Copy every line of the data exactly, keeping out any picture.

━━━ RECORDS PROVIDED

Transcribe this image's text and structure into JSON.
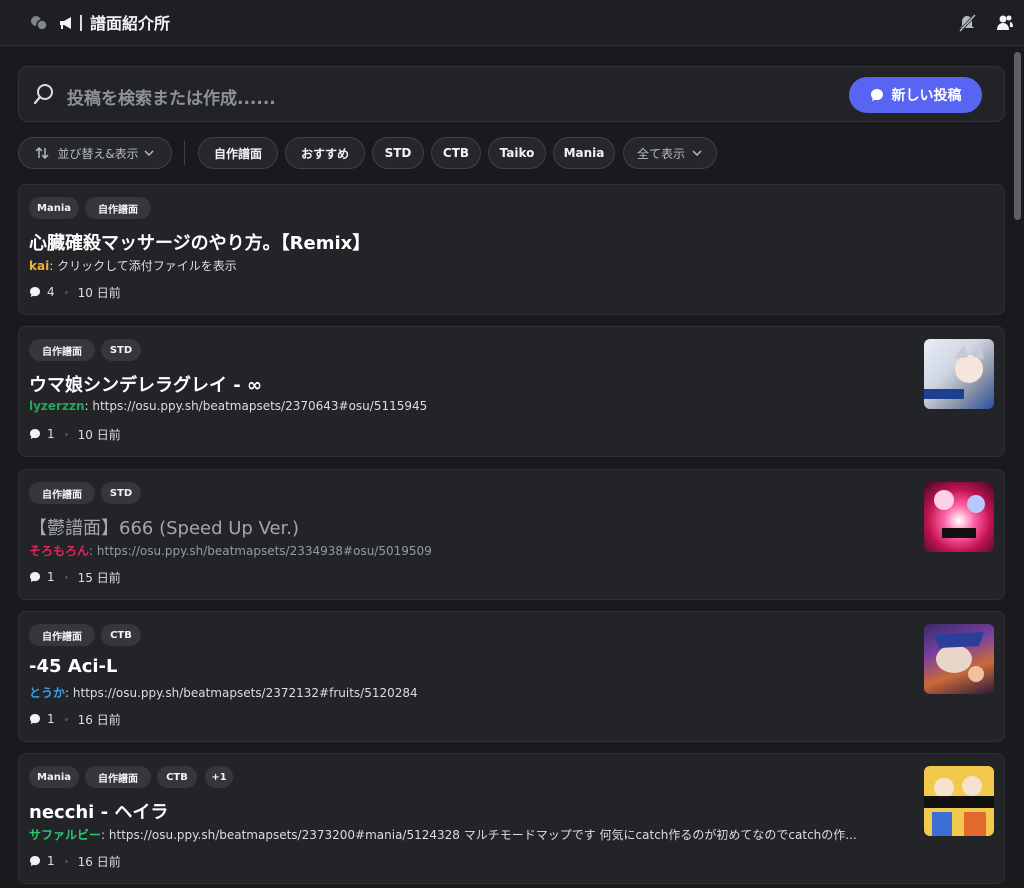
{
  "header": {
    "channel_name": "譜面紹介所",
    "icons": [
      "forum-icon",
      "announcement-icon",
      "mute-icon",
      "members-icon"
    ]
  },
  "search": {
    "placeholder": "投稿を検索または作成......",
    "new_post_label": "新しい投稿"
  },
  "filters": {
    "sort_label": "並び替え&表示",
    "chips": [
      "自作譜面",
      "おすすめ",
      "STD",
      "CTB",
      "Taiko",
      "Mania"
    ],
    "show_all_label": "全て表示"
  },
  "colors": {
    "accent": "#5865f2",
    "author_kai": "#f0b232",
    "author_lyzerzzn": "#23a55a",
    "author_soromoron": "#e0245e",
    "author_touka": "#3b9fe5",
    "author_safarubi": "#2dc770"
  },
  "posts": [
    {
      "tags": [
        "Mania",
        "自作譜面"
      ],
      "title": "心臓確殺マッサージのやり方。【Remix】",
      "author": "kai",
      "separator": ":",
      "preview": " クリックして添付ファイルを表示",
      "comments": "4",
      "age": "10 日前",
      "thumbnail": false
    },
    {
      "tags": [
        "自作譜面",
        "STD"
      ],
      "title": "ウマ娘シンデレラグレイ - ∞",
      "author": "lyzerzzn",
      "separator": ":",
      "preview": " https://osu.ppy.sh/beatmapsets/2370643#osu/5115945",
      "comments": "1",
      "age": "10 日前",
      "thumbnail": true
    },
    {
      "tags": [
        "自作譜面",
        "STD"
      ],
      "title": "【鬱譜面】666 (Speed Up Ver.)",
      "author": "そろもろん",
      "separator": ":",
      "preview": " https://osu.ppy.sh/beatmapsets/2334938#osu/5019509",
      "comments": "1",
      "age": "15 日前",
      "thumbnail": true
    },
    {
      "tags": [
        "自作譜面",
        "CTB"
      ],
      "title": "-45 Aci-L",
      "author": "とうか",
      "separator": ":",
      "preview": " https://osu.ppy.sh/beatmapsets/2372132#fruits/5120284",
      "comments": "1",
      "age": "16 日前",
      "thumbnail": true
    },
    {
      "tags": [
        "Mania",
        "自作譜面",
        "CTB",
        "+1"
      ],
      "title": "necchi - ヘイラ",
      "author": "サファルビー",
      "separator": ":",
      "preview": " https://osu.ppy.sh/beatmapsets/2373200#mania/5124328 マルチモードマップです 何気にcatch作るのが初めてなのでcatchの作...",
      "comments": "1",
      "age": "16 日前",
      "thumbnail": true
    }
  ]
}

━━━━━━

### FINAL ANSWER
Transcribe this image's text and structure into JSON.
{
  "header": {
    "channel_name": "譜面紹介所",
    "icons": [
      "forum-icon",
      "announcement-icon",
      "mute-icon",
      "members-icon"
    ]
  },
  "search": {
    "placeholder": "投稿を検索または作成......",
    "new_post_label": "新しい投稿"
  },
  "filters": {
    "sort_label": "並び替え&表示",
    "chips": [
      "自作譜面",
      "おすすめ",
      "STD",
      "CTB",
      "Taiko",
      "Mania"
    ],
    "show_all_label": "全て表示"
  },
  "colors": {
    "accent": "#5865f2",
    "author_kai": "#f0b232",
    "author_lyzerzzn": "#23a55a",
    "author_soromoron": "#e0245e",
    "author_touka": "#3b9fe5",
    "author_safarubi": "#2dc770"
  },
  "posts": [
    {
      "tags": [
        "Mania",
        "自作譜面"
      ],
      "title": "心臓確殺マッサージのやり方。【Remix】",
      "author": "kai",
      "separator": ":",
      "preview": " クリックして添付ファイルを表示",
      "comments": "4",
      "age": "10 日前",
      "thumbnail": false
    },
    {
      "tags": [
        "自作譜面",
        "STD"
      ],
      "title": "ウマ娘シンデレラグレイ - ∞",
      "author": "lyzerzzn",
      "separator": ":",
      "preview": " https://osu.ppy.sh/beatmapsets/2370643#osu/5115945",
      "comments": "1",
      "age": "10 日前",
      "thumbnail": true
    },
    {
      "tags": [
        "自作譜面",
        "STD"
      ],
      "title": "【鬱譜面】666 (Speed Up Ver.)",
      "author": "そろもろん",
      "separator": ":",
      "preview": " https://osu.ppy.sh/beatmapsets/2334938#osu/5019509",
      "comments": "1",
      "age": "15 日前",
      "thumbnail": true
    },
    {
      "tags": [
        "自作譜面",
        "CTB"
      ],
      "title": "-45 Aci-L",
      "author": "とうか",
      "separator": ":",
      "preview": " https://osu.ppy.sh/beatmapsets/2372132#fruits/5120284",
      "comments": "1",
      "age": "16 日前",
      "thumbnail": true
    },
    {
      "tags": [
        "Mania",
        "自作譜面",
        "CTB",
        "+1"
      ],
      "title": "necchi - ヘイラ",
      "author": "サファルビー",
      "separator": ":",
      "preview": " https://osu.ppy.sh/beatmapsets/2373200#mania/5124328 マルチモードマップです 何気にcatch作るのが初めてなのでcatchの作...",
      "comments": "1",
      "age": "16 日前",
      "thumbnail": true
    }
  ]
}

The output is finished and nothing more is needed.